It is fairly common these days that a worker is employed by an agency or an umbrella company to supply labour or services to an end user who, under a more traditional arrangement, would have been the worker’s employer. Here again is a fertile source of error, because few workers understand the intricacies of the arrangements they are required to work under.
The LITRG report highlights the situation where a worker is put on furlough because they were on a live assignment which came to an end because of coronavirus and were paid under the Coronavirus Job Retention Scheme (CJRS) until the assignment would have ended normally. However, it is uncertain whether those whose assignments were coming to an end but might have been extended were it not for COVID, or those who were looking for an assignment and might have found one but for COVID, are similarly entitled. Official guidance is silent on the matter.
Life is also complex for low-paid workers who are required to provide their services through their own company but struggle to understand the legal vehicle they must work through, and consequently have difficulty in furloughing themselves as directors of their own company and securing the necessary grants.
Contractor loans and other schemes

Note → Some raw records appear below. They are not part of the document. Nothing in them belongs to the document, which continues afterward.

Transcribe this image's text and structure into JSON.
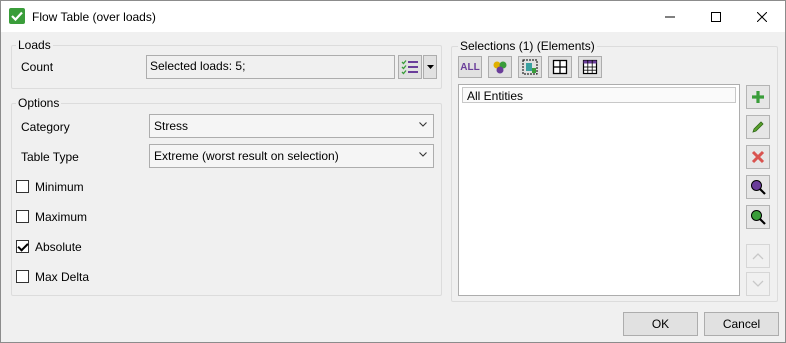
{
  "window": {
    "title": "Flow Table (over loads)"
  },
  "loads": {
    "group_label": "Loads",
    "count_label": "Count",
    "count_value": "Selected loads: 5;"
  },
  "options": {
    "group_label": "Options",
    "category_label": "Category",
    "category_value": "Stress",
    "table_type_label": "Table Type",
    "table_type_value": "Extreme (worst result on selection)",
    "checkboxes": [
      {
        "label": "Minimum",
        "checked": false
      },
      {
        "label": "Maximum",
        "checked": false
      },
      {
        "label": "Absolute",
        "checked": true
      },
      {
        "label": "Max Delta",
        "checked": false
      }
    ]
  },
  "selections": {
    "label": "Selections (1) (Elements)",
    "all_button": "ALL",
    "items": [
      "All Entities"
    ]
  },
  "footer": {
    "ok_label": "OK",
    "cancel_label": "Cancel"
  },
  "colors": {
    "accent_green": "#3a9d3a",
    "delete_red": "#d9534f",
    "zoom_purple": "#6a3d9a"
  }
}
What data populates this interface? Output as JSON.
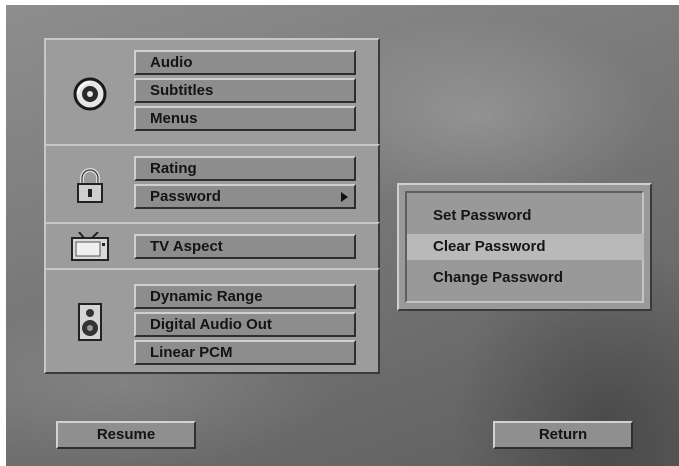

The LITRG report highlights the plight of workers who are unwittingly, and usually unwillingly, caught up in tax avoidance schemes used by the engagers of their labour who themselves rely on expensive advice to implement those schemes. In such cases, if HMRC detects that use of such schemes has resulted in insufficient tax being paid on the workers’ earnings, it may pursue the workers themselves rather than the actual users of the schemes, particularly if the latter are offshore, or in liquidation. (Think: loan charge.)
Pension tax confusion
Pensioners are just as likely as working-age people to get into trouble through not understanding their tax affairs. The LITRG report draws attention to the fact that the state retirement pension is the only form of pension income that is not subject to PAYE, and how this misleads people into thinking it is tax-free.
My own experiences with the charity Tax Help for Older People have taught me just how difficult it is to explain to a state pensioner why the PAYE system has allocated them a K-code, and how it works (in fact it was difficult enough for me to grasp the concept at first!).
The tax charities and how to support them
Mention of Tax Help for Older People leads me to draw attention to their work and that of TaxAid. These are the two tax advice charities which harness the skills of professional advisers (staff and volunteers) to help those who are otherwise unrepresented and have nowhere else to turn to for advice. They include the people who are now suffering the consequences of COVID through loss of work, loss of their business, home or loved ones, or through mental or physical illness.
The charities’ caseload includes many who are caught out in the ways described above and other system complexities set out in the LITRG report. The charities’ advisers help them sort out their tax and enable them to get on with their lives.
The charities have added new services during the pandemic and helped over 6,000 people apply for the government support they were struggling to access. We can all support this vital work – and give tax justice to vulnerable people.
Bridge the Gap coordinates fundraising for the two charities. Please donate at bridge-the-gap.org.uk/donate.aspx.